Copy every line below that has the word "Workflow" in it.

------ Entries provided ------

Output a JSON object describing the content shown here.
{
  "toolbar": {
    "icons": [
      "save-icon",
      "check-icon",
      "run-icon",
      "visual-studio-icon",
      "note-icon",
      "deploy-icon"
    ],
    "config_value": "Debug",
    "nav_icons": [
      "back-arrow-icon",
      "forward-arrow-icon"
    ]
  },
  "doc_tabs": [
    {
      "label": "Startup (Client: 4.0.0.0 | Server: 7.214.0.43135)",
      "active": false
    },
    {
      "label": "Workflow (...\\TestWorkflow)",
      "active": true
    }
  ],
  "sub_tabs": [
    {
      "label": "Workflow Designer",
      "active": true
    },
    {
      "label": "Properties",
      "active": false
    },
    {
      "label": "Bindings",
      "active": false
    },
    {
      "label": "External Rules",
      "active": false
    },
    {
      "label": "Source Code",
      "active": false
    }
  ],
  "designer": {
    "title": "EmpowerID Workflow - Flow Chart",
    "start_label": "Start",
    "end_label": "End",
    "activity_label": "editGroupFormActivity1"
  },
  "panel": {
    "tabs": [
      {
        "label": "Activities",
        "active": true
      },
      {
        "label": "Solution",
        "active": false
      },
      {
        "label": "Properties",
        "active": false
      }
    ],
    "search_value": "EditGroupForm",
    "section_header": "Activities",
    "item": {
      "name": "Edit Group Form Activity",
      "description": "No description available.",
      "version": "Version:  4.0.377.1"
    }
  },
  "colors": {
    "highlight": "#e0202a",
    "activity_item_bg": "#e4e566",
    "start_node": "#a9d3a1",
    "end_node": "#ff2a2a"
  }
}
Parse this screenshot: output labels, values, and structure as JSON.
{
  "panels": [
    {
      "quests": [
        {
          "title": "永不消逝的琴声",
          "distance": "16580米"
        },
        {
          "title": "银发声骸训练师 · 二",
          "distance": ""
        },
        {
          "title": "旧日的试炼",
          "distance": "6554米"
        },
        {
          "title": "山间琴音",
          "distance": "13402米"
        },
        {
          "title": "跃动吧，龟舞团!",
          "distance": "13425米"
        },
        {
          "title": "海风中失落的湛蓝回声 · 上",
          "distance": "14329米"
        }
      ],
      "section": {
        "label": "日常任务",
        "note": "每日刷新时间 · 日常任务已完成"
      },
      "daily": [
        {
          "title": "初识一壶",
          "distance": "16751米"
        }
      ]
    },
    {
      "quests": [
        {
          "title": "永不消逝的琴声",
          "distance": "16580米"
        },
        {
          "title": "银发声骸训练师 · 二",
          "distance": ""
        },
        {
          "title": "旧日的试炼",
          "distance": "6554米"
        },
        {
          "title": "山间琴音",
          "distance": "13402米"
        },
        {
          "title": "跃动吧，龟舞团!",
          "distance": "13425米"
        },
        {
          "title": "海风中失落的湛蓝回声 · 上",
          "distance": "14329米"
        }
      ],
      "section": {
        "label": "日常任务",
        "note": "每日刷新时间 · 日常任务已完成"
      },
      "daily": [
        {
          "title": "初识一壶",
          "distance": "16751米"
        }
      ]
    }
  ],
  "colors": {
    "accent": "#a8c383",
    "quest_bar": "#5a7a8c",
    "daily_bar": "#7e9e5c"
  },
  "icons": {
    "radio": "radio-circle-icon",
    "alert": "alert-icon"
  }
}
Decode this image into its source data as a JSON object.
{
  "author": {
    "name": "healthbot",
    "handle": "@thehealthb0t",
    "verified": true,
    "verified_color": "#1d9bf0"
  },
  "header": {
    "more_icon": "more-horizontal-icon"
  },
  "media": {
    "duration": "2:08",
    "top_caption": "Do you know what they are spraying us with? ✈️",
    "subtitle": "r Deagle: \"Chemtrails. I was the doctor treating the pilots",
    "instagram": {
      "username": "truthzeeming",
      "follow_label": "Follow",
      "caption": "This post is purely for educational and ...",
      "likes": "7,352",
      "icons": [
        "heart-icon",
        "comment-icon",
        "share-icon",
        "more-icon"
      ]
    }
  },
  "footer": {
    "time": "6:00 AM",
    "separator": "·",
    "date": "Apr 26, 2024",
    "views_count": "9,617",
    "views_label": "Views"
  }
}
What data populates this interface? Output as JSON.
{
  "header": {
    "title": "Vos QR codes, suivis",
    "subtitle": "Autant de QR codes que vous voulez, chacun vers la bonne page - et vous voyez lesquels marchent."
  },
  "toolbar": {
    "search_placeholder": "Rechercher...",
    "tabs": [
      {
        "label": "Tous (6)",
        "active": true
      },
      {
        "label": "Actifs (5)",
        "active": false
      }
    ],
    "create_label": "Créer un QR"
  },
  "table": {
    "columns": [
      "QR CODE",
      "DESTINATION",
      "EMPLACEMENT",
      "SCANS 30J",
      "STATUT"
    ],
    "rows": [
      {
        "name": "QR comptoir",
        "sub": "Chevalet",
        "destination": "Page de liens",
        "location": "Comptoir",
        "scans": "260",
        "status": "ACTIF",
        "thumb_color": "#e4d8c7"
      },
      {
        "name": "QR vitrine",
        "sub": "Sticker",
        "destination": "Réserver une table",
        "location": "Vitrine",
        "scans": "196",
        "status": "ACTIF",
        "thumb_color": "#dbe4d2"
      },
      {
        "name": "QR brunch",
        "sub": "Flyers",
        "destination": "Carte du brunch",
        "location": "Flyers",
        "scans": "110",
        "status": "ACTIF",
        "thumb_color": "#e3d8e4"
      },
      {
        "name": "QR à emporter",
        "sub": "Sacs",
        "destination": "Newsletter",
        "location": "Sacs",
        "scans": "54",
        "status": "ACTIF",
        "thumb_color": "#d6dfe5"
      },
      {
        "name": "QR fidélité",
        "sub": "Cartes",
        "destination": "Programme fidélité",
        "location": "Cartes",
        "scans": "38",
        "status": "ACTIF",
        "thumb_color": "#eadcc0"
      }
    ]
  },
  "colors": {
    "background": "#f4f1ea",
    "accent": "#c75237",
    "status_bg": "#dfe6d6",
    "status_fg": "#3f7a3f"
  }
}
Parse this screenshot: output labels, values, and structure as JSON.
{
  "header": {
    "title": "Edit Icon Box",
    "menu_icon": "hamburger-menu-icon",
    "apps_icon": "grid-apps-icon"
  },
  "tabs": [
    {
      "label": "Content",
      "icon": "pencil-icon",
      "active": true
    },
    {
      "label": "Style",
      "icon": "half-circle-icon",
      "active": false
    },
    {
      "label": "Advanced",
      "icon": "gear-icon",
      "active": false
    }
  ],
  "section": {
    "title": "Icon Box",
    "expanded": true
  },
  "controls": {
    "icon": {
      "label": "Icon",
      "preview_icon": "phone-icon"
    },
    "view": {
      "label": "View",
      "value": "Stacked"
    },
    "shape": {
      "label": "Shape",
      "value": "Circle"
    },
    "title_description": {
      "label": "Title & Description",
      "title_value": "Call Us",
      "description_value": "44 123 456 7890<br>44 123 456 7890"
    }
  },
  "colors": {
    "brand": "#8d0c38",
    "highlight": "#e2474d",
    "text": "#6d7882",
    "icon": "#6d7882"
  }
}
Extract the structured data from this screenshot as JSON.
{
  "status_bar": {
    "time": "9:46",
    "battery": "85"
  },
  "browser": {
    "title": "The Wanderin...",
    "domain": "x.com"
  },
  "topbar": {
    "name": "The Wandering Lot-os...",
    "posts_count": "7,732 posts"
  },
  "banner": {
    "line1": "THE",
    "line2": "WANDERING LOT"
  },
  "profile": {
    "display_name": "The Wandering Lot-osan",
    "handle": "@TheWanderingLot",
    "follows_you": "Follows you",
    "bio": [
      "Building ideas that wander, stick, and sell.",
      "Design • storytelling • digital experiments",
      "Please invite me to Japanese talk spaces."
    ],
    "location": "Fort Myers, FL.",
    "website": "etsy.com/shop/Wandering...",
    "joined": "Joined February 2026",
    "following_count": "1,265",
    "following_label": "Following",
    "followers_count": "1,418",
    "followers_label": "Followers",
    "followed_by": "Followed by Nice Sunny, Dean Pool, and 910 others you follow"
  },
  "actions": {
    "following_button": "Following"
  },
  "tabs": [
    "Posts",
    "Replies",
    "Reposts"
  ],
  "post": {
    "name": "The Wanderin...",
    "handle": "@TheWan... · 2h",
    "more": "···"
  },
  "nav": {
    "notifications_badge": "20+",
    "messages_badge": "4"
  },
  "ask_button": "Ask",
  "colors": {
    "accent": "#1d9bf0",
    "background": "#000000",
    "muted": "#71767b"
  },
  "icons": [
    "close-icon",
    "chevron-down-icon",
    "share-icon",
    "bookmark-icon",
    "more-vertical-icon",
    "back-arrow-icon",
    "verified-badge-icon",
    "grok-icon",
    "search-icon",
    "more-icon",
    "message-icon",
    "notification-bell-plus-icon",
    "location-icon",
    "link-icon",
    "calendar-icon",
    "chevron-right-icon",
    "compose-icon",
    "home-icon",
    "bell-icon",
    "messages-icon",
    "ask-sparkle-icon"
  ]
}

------

● **Solution for this task**:
      "label": "Workflow (...\\TestWorkflow)",
      "label": "Workflow Designer",
    "title": "EmpowerID Workflow - Flow Chart",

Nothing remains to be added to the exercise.